Showing posts from October, 2011

Nature’s Time in a Garden and Einstein's Dreams

Anyone who has lost themselves to a daydream on a sparkling afternoon in a garden knows intuitively that time ebbs and flows. We ‘lose track of time’ while raking dry crunchy leaves or snipping old hydrangea blooms. And we see it stretch as we sip tea and marvel at the colors of our roses or the dance of the clouds. Gardens tell us the time – daily time, seasonal time and yearly time – by unfurling leaves and bursting buds, by nascent seed pods and light frost on glistening leaves. garden by Jan Johnsen This is ‘Nature’s time’, a quiet spiraling of experience that envelops us wholly. What a contrast to its counterpart, our human mechanical time. Human time hangs heavily around our neck, like an unbreakable locket.  It is “as rigid and metallic as a massive pendulum of iron that swings back and forth, back and forth…unyielding, predetermined...” (Alan Lightman, Einstein’s Dreams, p.23). Mechanical time puts constant pressure on our lives, superseding

Black and White in the Garden

Black and White, the oh-so-chic color combination that we see adorning all the hippest living rooms in all the coolest urban settings is just as alluring in a garden...and perhaps even more so because the colors are not from Benjie Moore but from Mama Nature.... (black walls anyone? This is from, a great website!) Black and white tulip combinations create a luscious contrast especially if they are surrounded with green, green and more green... White Flower Farm  combined the 'Queen of Night' tulip, as close to black as a flower can get, with the white delicate Lily-flowered Tulip, 'White Triumphator' - that is the photo at the top of this post. I too planted Queen of the Night black tulips with a white tulip to create a late tulip show that is also a wonderful cut flower combo. Another black tulip you must consider is the heavily frilled and feathery-edged Black Parrot tulip which is especially beautiful -  it is dark purpl

Lynden Miller and her Central Park Conservatory Garden

A while back I took my landscape design studio class from Columbia University (I teach there)  to a powerpoint presentation given by the 'grande dame' of New York City gardens, Lynden Miller .  It was a fabulous talk about the various gardens she has installed all over New York and the impact they have had on city life.. (BTW, we saw Lynden at the N.Y. Horticultural Society , which has a fantastic horticultural library - open to all - on 37th Street at 7 Avenue.) Wow! What a legacy Mrs. Miller will leave.  She specializes in glorious mixed flower and plant borders which you can find in all parts of the city. Lynden calls her gardens 'sanctuaries for the soul in the city' and that they are.

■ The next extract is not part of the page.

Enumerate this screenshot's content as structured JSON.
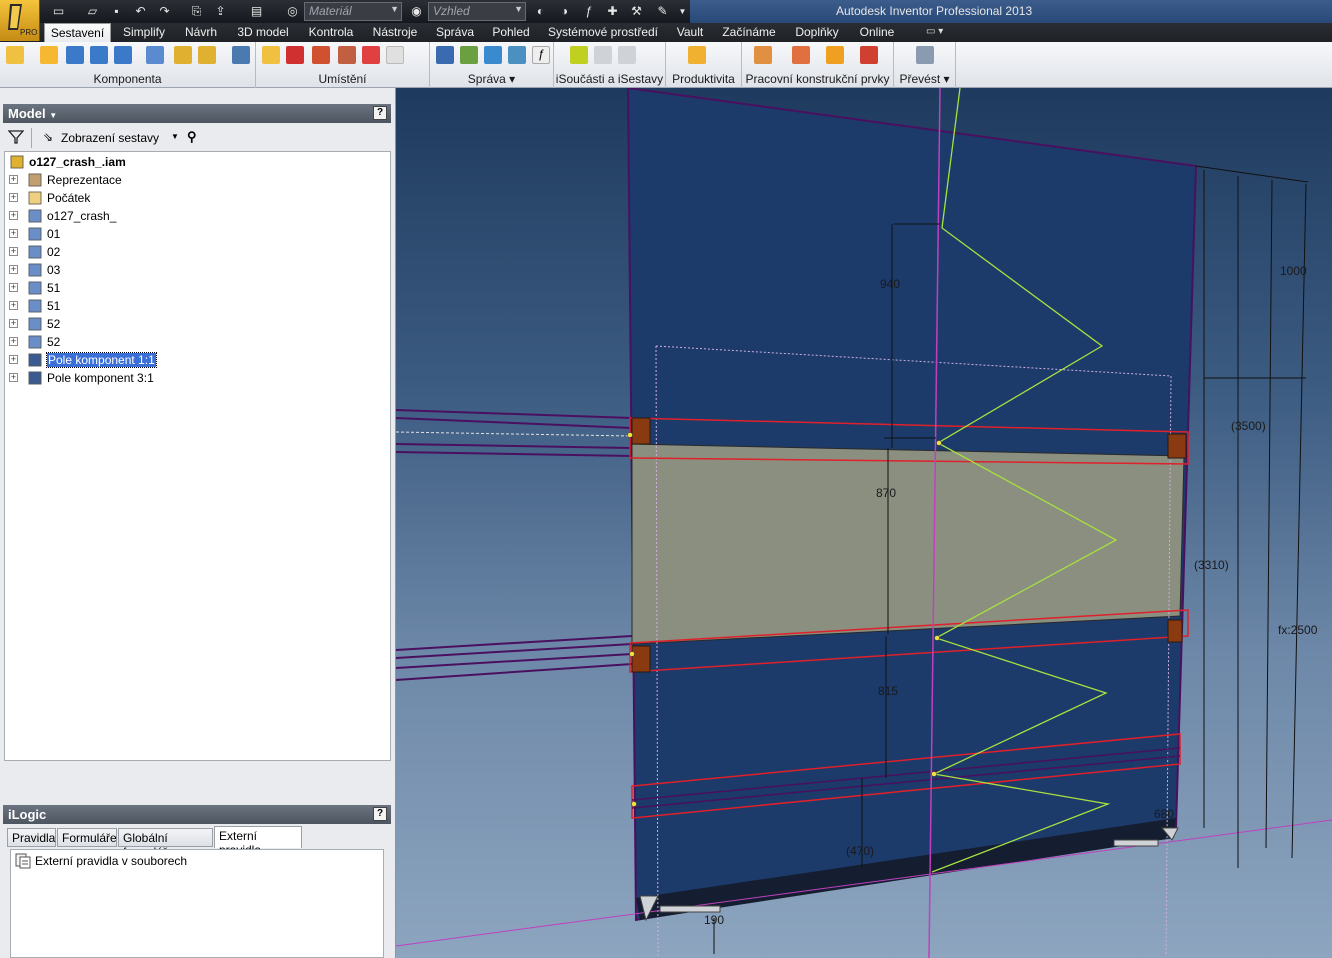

Lynden Miller has been, in my estimation, the modern driving force behind the beautifying of New York.   Her first commission was to restore the aged and forgotten six acre garden called Central Park Conservatory Garden .... As Director, Mrs. Miller raised a